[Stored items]
***
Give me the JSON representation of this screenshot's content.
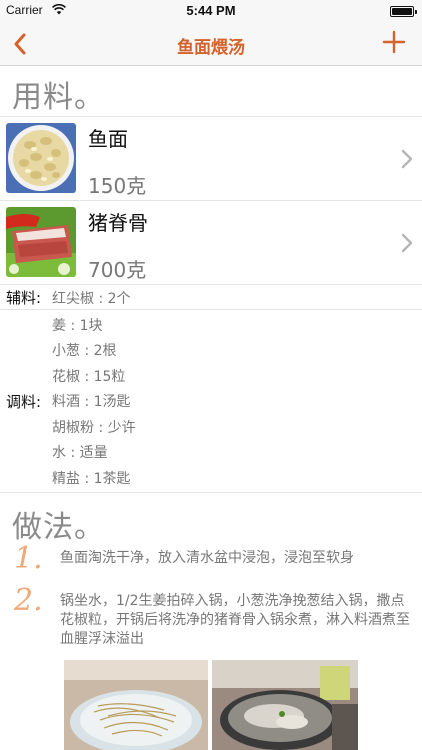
{
  "status": {
    "carrier": "Carrier",
    "time": "5:44 PM"
  },
  "nav": {
    "title": "鱼面煨汤"
  },
  "ingredients_heading": "用料。",
  "main_ingredients": [
    {
      "name": "鱼面",
      "qty": "150克"
    },
    {
      "name": "猪脊骨",
      "qty": "700克"
    }
  ],
  "aux": {
    "label": "辅料:",
    "items": [
      "红尖椒 : 2个"
    ]
  },
  "seasoning": {
    "label": "调料:",
    "items": [
      "姜 : 1块",
      "小葱 : 2根",
      "花椒 : 15粒",
      "料酒 : 1汤匙",
      "胡椒粉 : 少许",
      "水 : 适量",
      "精盐 : 1茶匙"
    ]
  },
  "method_heading": "做法。",
  "steps": [
    {
      "num": "1.",
      "text": "鱼面淘洗干净，放入清水盆中浸泡，浸泡至软身"
    },
    {
      "num": "2.",
      "text": "锅坐水，1/2生姜拍碎入锅，小葱洗净挽葱结入锅，撒点花椒粒，开锅后将洗净的猪脊骨入锅氽煮，淋入料酒煮至血腥浮沫溢出"
    }
  ],
  "colors": {
    "accent": "#d5622a",
    "step_number": "#f0a978"
  }
}
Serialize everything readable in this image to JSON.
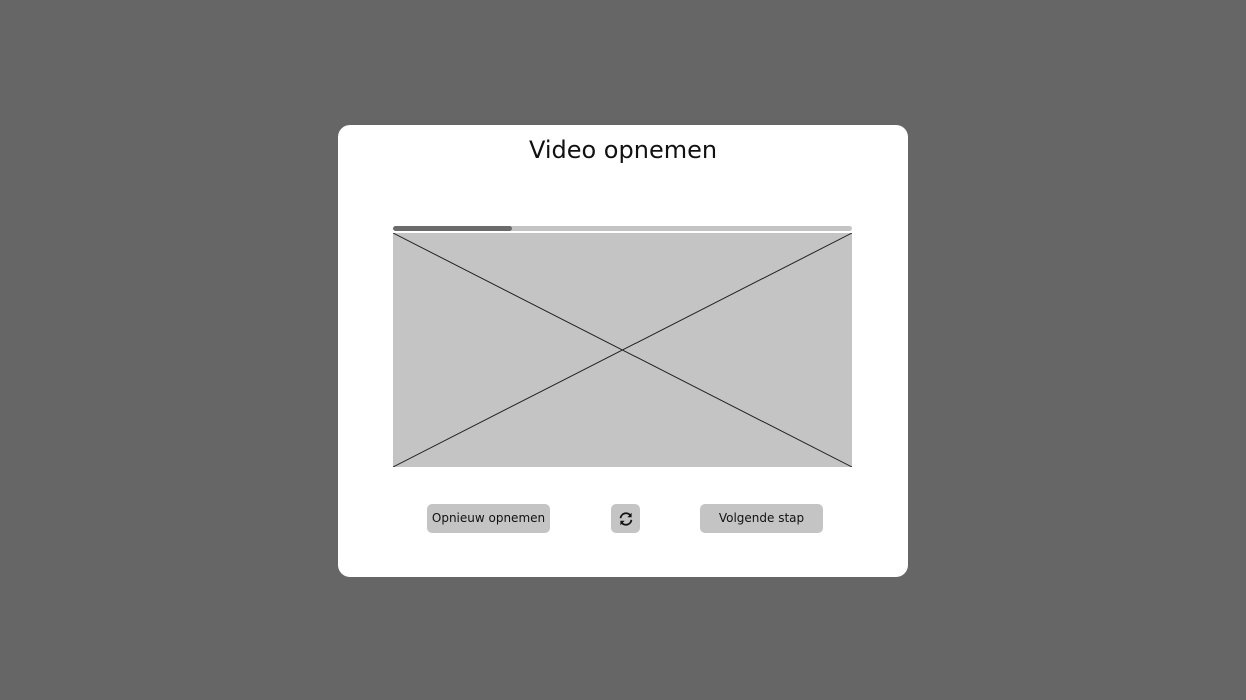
{
  "modal": {
    "title": "Video opnemen"
  },
  "recording": {
    "progress": 0.26
  },
  "video": {
    "placeholder": "image-placeholder-icon"
  },
  "actions": {
    "redo_label": "Opnieuw opnemen",
    "switch_icon": "refresh-icon",
    "next_label": "Volgende stap"
  },
  "colors": {
    "backdrop": "#666666",
    "modal": "#ffffff",
    "placeholder": "#c4c4c4",
    "progress_fill": "#6b6b6b"
  }
}
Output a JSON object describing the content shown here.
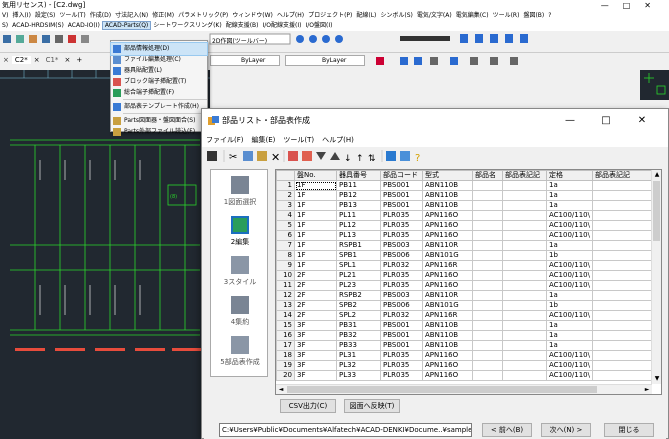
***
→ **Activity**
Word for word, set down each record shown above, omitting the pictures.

→ **Solved problem**
Give me the JSON representation of this screenshot's content.
{
  "status": {
    "carrier": "Carrier",
    "time": "5:44 PM"
  },
  "nav": {
    "title": "鱼面煨汤"
  },
  "ingredients_heading": "用料。",
  "main_ingredients": [
    {
      "name": "鱼面",
      "qty": "150克"
    },
    {
      "name": "猪脊骨",
      "qty": "700克"
    }
  ],
  "aux": {
    "label": "辅料:",
    "items": [
      "红尖椒 : 2个"
    ]
  },
  "seasoning": {
    "label": "调料:",
    "items": [
      "姜 : 1块",
      "小葱 : 2根",
      "花椒 : 15粒",
      "料酒 : 1汤匙",
      "胡椒粉 : 少许",
      "水 : 适量",
      "精盐 : 1茶匙"
    ]
  },
  "method_heading": "做法。",
  "steps": [
    {
      "num": "1.",
      "text": "鱼面淘洗干净，放入清水盆中浸泡，浸泡至软身"
    },
    {
      "num": "2.",
      "text": "锅坐水，1/2生姜拍碎入锅，小葱洗净挽葱结入锅，撒点花椒粒，开锅后将洗净的猪脊骨入锅氽煮，淋入料酒煮至血腥浮沫溢出"
    }
  ],
  "colors": {
    "accent": "#d5622a",
    "step_number": "#f0a978"
  }
}
Serialize everything readable in this image to JSON.
{
  "modal": {
    "title": "Video opnemen"
  },
  "recording": {
    "progress": 0.26
  },
  "video": {
    "placeholder": "image-placeholder-icon"
  },
  "actions": {
    "redo_label": "Opnieuw opnemen",
    "switch_icon": "refresh-icon",
    "next_label": "Volgende stap"
  },
  "colors": {
    "backdrop": "#666666",
    "modal": "#ffffff",
    "placeholder": "#c4c4c4",
    "progress_fill": "#6b6b6b"
  }
}
Output a JSON object describing the content shown here.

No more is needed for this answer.